Unfortunately, these terms are either euphemism or dysphemism. As such, the words per se do not mean what they say at face value and finer definitions and expansive qualifications are necessary where words disguise rather than reveal their true meaning.
It is a matter of underlying purposes. Or agenda. Some of the terms are contrived for political correctness. Some for marketing so that certain negativities are packaged with nice brightly colored paper and spruced up with red silk ribbons. On the other hand, some are pure and plain vanilla deceit.
In the terminology of some of the following examples, there are equal amounts of diplomacy and deception that cancel out each side of the equation. Most however either lean towards diplomacy or deception. Where one places the weights is subjective. And it is solely for this reason that cryptic terminologies continue to exist.
Allow us to tackle a few of these euphemisms alongside political commentary where the milieu is conducive to both diplomacy and deception.
In the western world three terms are often heard surrounding the political developments in the United States as the Democratic Party fights a trench war to recapture the White House taken from them in 2016. The three terms are “liberalism,” “far Left” and “socialism.” Common among the three is a platform they call the “New Green Deal.”
Liberalism is a political ideology that advocates civil liberties that emphasize freedoms. Sans responsibilities and accountability, in a progressive continuum, liberalism intensifies and ratchets up, and turns into the term “far Left.” If we add “socialism” as the ultimate endgame, we might see where the Democratic Party is taking the American electorate in the 2020 presidential derby.
To validate, simply analyze who comprise the supporters of Democratic candidate Joseph Biden. They are the supporters of Bernard Sanders and followers of Alexandria Ocasio-Cortez, both rabid advocates for a socialist state underlying a bizarre “New Green Deal” that effectively transforms the United States into a heavily taxed colossal 18th century Amish town.
On this side of the Pacific the following terms have been bandied about. One trading partner expands its influence globally via a debt-based offensive characterized by the buzz words “Dual Circulation.”
Cutting to the chase, its global economic strategy is essentially a chemistry of bilateral debt and infrastructure programs that bind economies amid a global trade war employing “dual circulation” — economic gobbledygook for nothing more than import substitution, the come-on strategy to wean economies away from traditional suppliers by substituting and replacing within the supply chain cheaper, volume-priced goods.

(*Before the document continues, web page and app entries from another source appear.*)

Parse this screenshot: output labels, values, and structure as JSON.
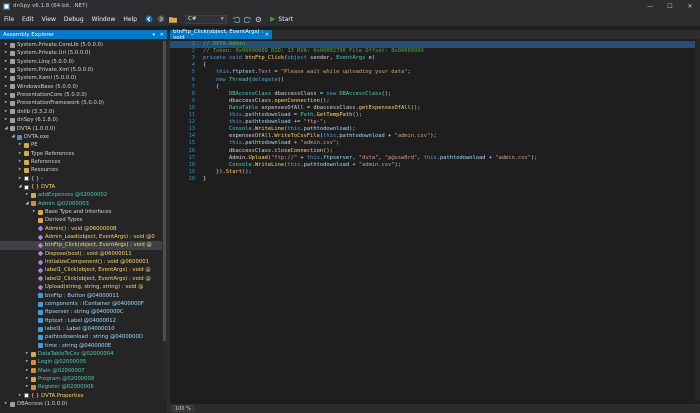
{
  "window": {
    "title": "dnSpy v6.1.8 (64-bit, .NET)",
    "min": "—",
    "max": "☐",
    "close": "✕"
  },
  "menu": [
    "File",
    "Edit",
    "View",
    "Debug",
    "Window",
    "Help"
  ],
  "toolbar": {
    "language": "C#",
    "start_label": "Start"
  },
  "explorer": {
    "title": "Assembly Explorer",
    "nodes": [
      {
        "depth": 0,
        "exp": "▸",
        "ico": "i-asm",
        "cls": "c-dim",
        "label": "System.Private.CoreLib (5.0.0.0)"
      },
      {
        "depth": 0,
        "exp": "▸",
        "ico": "i-asm",
        "cls": "c-dim",
        "label": "System.Private.Uri (5.0.0.0)"
      },
      {
        "depth": 0,
        "exp": "▸",
        "ico": "i-asm",
        "cls": "c-dim",
        "label": "System.Linq (5.0.0.0)"
      },
      {
        "depth": 0,
        "exp": "▸",
        "ico": "i-asm",
        "cls": "c-dim",
        "label": "System.Private.Xml (5.0.0.0)"
      },
      {
        "depth": 0,
        "exp": "▸",
        "ico": "i-asm",
        "cls": "c-dim",
        "label": "System.Xaml (5.0.0.0)"
      },
      {
        "depth": 0,
        "exp": "▸",
        "ico": "i-asm",
        "cls": "c-dim",
        "label": "WindowsBase (5.0.0.0)"
      },
      {
        "depth": 0,
        "exp": "▸",
        "ico": "i-asm",
        "cls": "c-dim",
        "label": "PresentationCore (5.0.0.0)"
      },
      {
        "depth": 0,
        "exp": "▸",
        "ico": "i-asm",
        "cls": "c-dim",
        "label": "PresentationFramework (5.0.0.0)"
      },
      {
        "depth": 0,
        "exp": "▸",
        "ico": "i-asm",
        "cls": "c-dim",
        "label": "dnlib (3.3.2.0)"
      },
      {
        "depth": 0,
        "exp": "▸",
        "ico": "i-asm",
        "cls": "c-dim",
        "label": "dnSpy (6.1.8.0)"
      },
      {
        "depth": 0,
        "exp": "◢",
        "ico": "i-asm",
        "cls": "c-dim",
        "label": "DVTA (1.0.0.0)"
      },
      {
        "depth": 1,
        "exp": "◢",
        "ico": "i-mod",
        "cls": "c-dim",
        "label": "DVTA.exe"
      },
      {
        "depth": 2,
        "exp": "▸",
        "ico": "i-folder",
        "cls": "c-dim",
        "label": "PE"
      },
      {
        "depth": 2,
        "exp": "▸",
        "ico": "i-folder",
        "cls": "c-dim",
        "label": "Type References"
      },
      {
        "depth": 2,
        "exp": "▸",
        "ico": "i-folder",
        "cls": "c-dim",
        "label": "References"
      },
      {
        "depth": 2,
        "exp": "▸",
        "ico": "i-folder",
        "cls": "c-dim",
        "label": "Resources"
      },
      {
        "depth": 2,
        "exp": "▸",
        "ico": "i-ns",
        "cls": "c-dim",
        "label": "{ } -"
      },
      {
        "depth": 2,
        "exp": "◢",
        "ico": "i-ns",
        "cls": "c-ns",
        "label": "{ } DVTA"
      },
      {
        "depth": 3,
        "exp": "▸",
        "ico": "i-cls",
        "cls": "c-type",
        "label": "addExpenses @02000002"
      },
      {
        "depth": 3,
        "exp": "◢",
        "ico": "i-form",
        "cls": "c-type",
        "label": "Admin @02000003"
      },
      {
        "depth": 4,
        "exp": "▸",
        "ico": "i-folder",
        "cls": "c-dim",
        "label": "Base Type and Interfaces"
      },
      {
        "depth": 4,
        "exp": "",
        "ico": "i-folder",
        "cls": "c-dim",
        "label": "Derived Types"
      },
      {
        "depth": 4,
        "exp": "",
        "ico": "i-method",
        "cls": "c-method",
        "label": "Admin() : void @0600000B"
      },
      {
        "depth": 4,
        "exp": "",
        "ico": "i-method",
        "cls": "c-method",
        "label": "Admin_Load(object, EventArgs) : void @0"
      },
      {
        "depth": 4,
        "exp": "",
        "ico": "i-method",
        "cls": "c-method",
        "label": "btnFtp_Click(object, EventArgs) : void @",
        "selected": true
      },
      {
        "depth": 4,
        "exp": "",
        "ico": "i-method",
        "cls": "c-method",
        "label": "Dispose(bool) : void @06000011"
      },
      {
        "depth": 4,
        "exp": "",
        "ico": "i-method",
        "cls": "c-method",
        "label": "InitializeComponent() : void @0600001"
      },
      {
        "depth": 4,
        "exp": "",
        "ico": "i-method",
        "cls": "c-method",
        "label": "label1_Click(object, EventArgs) : void @"
      },
      {
        "depth": 4,
        "exp": "",
        "ico": "i-method",
        "cls": "c-method",
        "label": "label2_Click(object, EventArgs) : void @"
      },
      {
        "depth": 4,
        "exp": "",
        "ico": "i-method",
        "cls": "c-method",
        "label": "Upload(string, string, string) : void @"
      },
      {
        "depth": 4,
        "exp": "",
        "ico": "i-field",
        "cls": "c-field",
        "label": "btnFtp : Button @04000011"
      },
      {
        "depth": 4,
        "exp": "",
        "ico": "i-field",
        "cls": "c-field",
        "label": "components : IContainer @0400000F"
      },
      {
        "depth": 4,
        "exp": "",
        "ico": "i-field",
        "cls": "c-field",
        "label": "ftpserver : string @0400000C"
      },
      {
        "depth": 4,
        "exp": "",
        "ico": "i-field",
        "cls": "c-field",
        "label": "ftptext : Label @04000012"
      },
      {
        "depth": 4,
        "exp": "",
        "ico": "i-field",
        "cls": "c-field",
        "label": "label1 : Label @04000010"
      },
      {
        "depth": 4,
        "exp": "",
        "ico": "i-field",
        "cls": "c-field",
        "label": "pathtodownload : string @0400000D"
      },
      {
        "depth": 4,
        "exp": "",
        "ico": "i-field",
        "cls": "c-field",
        "label": "time : string @0400000E"
      },
      {
        "depth": 3,
        "exp": "▸",
        "ico": "i-cls",
        "cls": "c-type",
        "label": "DataTableToCsv @02000004"
      },
      {
        "depth": 3,
        "exp": "▸",
        "ico": "i-form",
        "cls": "c-type",
        "label": "Login @02000005"
      },
      {
        "depth": 3,
        "exp": "▸",
        "ico": "i-form",
        "cls": "c-type",
        "label": "Main @02000007"
      },
      {
        "depth": 3,
        "exp": "▸",
        "ico": "i-cls",
        "cls": "c-type",
        "label": "Program @02000008"
      },
      {
        "depth": 3,
        "exp": "▸",
        "ico": "i-form",
        "cls": "c-type",
        "label": "Register @02000006"
      },
      {
        "depth": 2,
        "exp": "▸",
        "ico": "i-ns",
        "cls": "c-ns",
        "label": "{ } DVTA.Properties"
      },
      {
        "depth": 0,
        "exp": "▸",
        "ico": "i-asm",
        "cls": "c-dim",
        "label": "DBAccess (1.0.0.0)"
      }
    ]
  },
  "editor": {
    "tab_label": "btnFtp_Click(object, EventArgs) : void",
    "zoom": "100 %",
    "lines": [
      {
        "n": "1",
        "hl": true,
        "segs": [
          [
            "cm",
            "// DVTA.Admin"
          ]
        ]
      },
      {
        "n": "2",
        "segs": [
          [
            "cm",
            "// Token: 0x0600000D RID: 13 RVA: 0x00002790 File Offset: 0x00000990"
          ]
        ]
      },
      {
        "n": "3",
        "segs": [
          [
            "k",
            "private void "
          ],
          [
            "m",
            "btnFtp_Click"
          ],
          [
            "p",
            "("
          ],
          [
            "k",
            "object"
          ],
          [
            "p",
            " sender, "
          ],
          [
            "t",
            "EventArgs"
          ],
          [
            "p",
            " e)"
          ]
        ]
      },
      {
        "n": "4",
        "segs": [
          [
            "p",
            "{"
          ]
        ]
      },
      {
        "n": "5",
        "segs": [
          [
            "p",
            "    "
          ],
          [
            "k",
            "this"
          ],
          [
            "p",
            "."
          ],
          [
            "f",
            "ftptext"
          ],
          [
            "p",
            "."
          ],
          [
            "pr",
            "Text"
          ],
          [
            "p",
            " = "
          ],
          [
            "s",
            "\"Please wait while uploading your data\""
          ],
          [
            "p",
            ";"
          ]
        ]
      },
      {
        "n": "6",
        "segs": [
          [
            "p",
            "    "
          ],
          [
            "k",
            "new "
          ],
          [
            "t",
            "Thread"
          ],
          [
            "p",
            "("
          ],
          [
            "k",
            "delegate"
          ],
          [
            "p",
            "()"
          ]
        ]
      },
      {
        "n": "7",
        "segs": [
          [
            "p",
            "    {"
          ]
        ]
      },
      {
        "n": "8",
        "segs": [
          [
            "p",
            "        "
          ],
          [
            "t",
            "DBAccessClass"
          ],
          [
            "p",
            " dbaccessClass = "
          ],
          [
            "k",
            "new "
          ],
          [
            "t",
            "DBAccessClass"
          ],
          [
            "p",
            "();"
          ]
        ]
      },
      {
        "n": "9",
        "segs": [
          [
            "p",
            "        dbaccessClass."
          ],
          [
            "m",
            "openConnection"
          ],
          [
            "p",
            "();"
          ]
        ]
      },
      {
        "n": "10",
        "segs": [
          [
            "p",
            "        "
          ],
          [
            "t",
            "DataTable"
          ],
          [
            "p",
            " expensesOfAll = dbaccessClass."
          ],
          [
            "m",
            "getExpensesOfAll"
          ],
          [
            "p",
            "();"
          ]
        ]
      },
      {
        "n": "11",
        "segs": [
          [
            "p",
            "        "
          ],
          [
            "k",
            "this"
          ],
          [
            "p",
            "."
          ],
          [
            "f",
            "pathtodownload"
          ],
          [
            "p",
            " = "
          ],
          [
            "t",
            "Path"
          ],
          [
            "p",
            "."
          ],
          [
            "m",
            "GetTempPath"
          ],
          [
            "p",
            "();"
          ]
        ]
      },
      {
        "n": "12",
        "segs": [
          [
            "p",
            "        "
          ],
          [
            "k",
            "this"
          ],
          [
            "p",
            "."
          ],
          [
            "f",
            "pathtodownload"
          ],
          [
            "p",
            " += "
          ],
          [
            "s",
            "\"ftp-\""
          ],
          [
            "p",
            ";"
          ]
        ]
      },
      {
        "n": "13",
        "segs": [
          [
            "p",
            "        "
          ],
          [
            "t",
            "Console"
          ],
          [
            "p",
            "."
          ],
          [
            "m",
            "WriteLine"
          ],
          [
            "p",
            "("
          ],
          [
            "k",
            "this"
          ],
          [
            "p",
            "."
          ],
          [
            "f",
            "pathtodownload"
          ],
          [
            "p",
            ");"
          ]
        ]
      },
      {
        "n": "14",
        "segs": [
          [
            "p",
            "        expensesOfAll."
          ],
          [
            "m",
            "WriteToCsvFile"
          ],
          [
            "p",
            "("
          ],
          [
            "k",
            "this"
          ],
          [
            "p",
            "."
          ],
          [
            "f",
            "pathtodownload"
          ],
          [
            "p",
            " + "
          ],
          [
            "s",
            "\"admin.csv\""
          ],
          [
            "p",
            ");"
          ]
        ]
      },
      {
        "n": "15",
        "segs": [
          [
            "p",
            "        "
          ],
          [
            "k",
            "this"
          ],
          [
            "p",
            "."
          ],
          [
            "f",
            "pathtodownload"
          ],
          [
            "p",
            " + "
          ],
          [
            "s",
            "\"admin.csv\""
          ],
          [
            "p",
            ";"
          ]
        ]
      },
      {
        "n": "16",
        "segs": [
          [
            "p",
            "        dbaccessClass."
          ],
          [
            "m",
            "closeConnection"
          ],
          [
            "p",
            "();"
          ]
        ]
      },
      {
        "n": "17",
        "segs": [
          [
            "p",
            "        Admin."
          ],
          [
            "m",
            "Upload"
          ],
          [
            "p",
            "("
          ],
          [
            "s",
            "\"ftp://\""
          ],
          [
            "p",
            " + "
          ],
          [
            "k",
            "this"
          ],
          [
            "p",
            "."
          ],
          [
            "f",
            "ftpserver"
          ],
          [
            "p",
            ", "
          ],
          [
            "s",
            "\"dvta\""
          ],
          [
            "p",
            ", "
          ],
          [
            "s",
            "\"p@ssw0rd\""
          ],
          [
            "p",
            ", "
          ],
          [
            "k",
            "this"
          ],
          [
            "p",
            "."
          ],
          [
            "f",
            "pathtodownload"
          ],
          [
            "p",
            " + "
          ],
          [
            "s",
            "\"admin.csv\""
          ],
          [
            "p",
            ");"
          ]
        ]
      },
      {
        "n": "18",
        "segs": [
          [
            "p",
            "        "
          ],
          [
            "t",
            "Console"
          ],
          [
            "p",
            "."
          ],
          [
            "m",
            "WriteLine"
          ],
          [
            "p",
            "("
          ],
          [
            "k",
            "this"
          ],
          [
            "p",
            "."
          ],
          [
            "f",
            "pathtodownload"
          ],
          [
            "p",
            " + "
          ],
          [
            "s",
            "\"admin.csv\""
          ],
          [
            "p",
            ");"
          ]
        ]
      },
      {
        "n": "19",
        "segs": [
          [
            "p",
            "    })."
          ],
          [
            "m",
            "Start"
          ],
          [
            "p",
            "();"
          ]
        ]
      },
      {
        "n": "20",
        "segs": [
          [
            "p",
            "}"
          ]
        ]
      }
    ]
  },
  "colors": {
    "accent": "#007acc",
    "selection": "#3f3f46",
    "background": "#1e1e1e"
  }
}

As our foreign policy pivots strategically from east to west and back, to maintain our balance as we spin and pirouette, we need to know the truth behind the buzzwords from either hemisphere.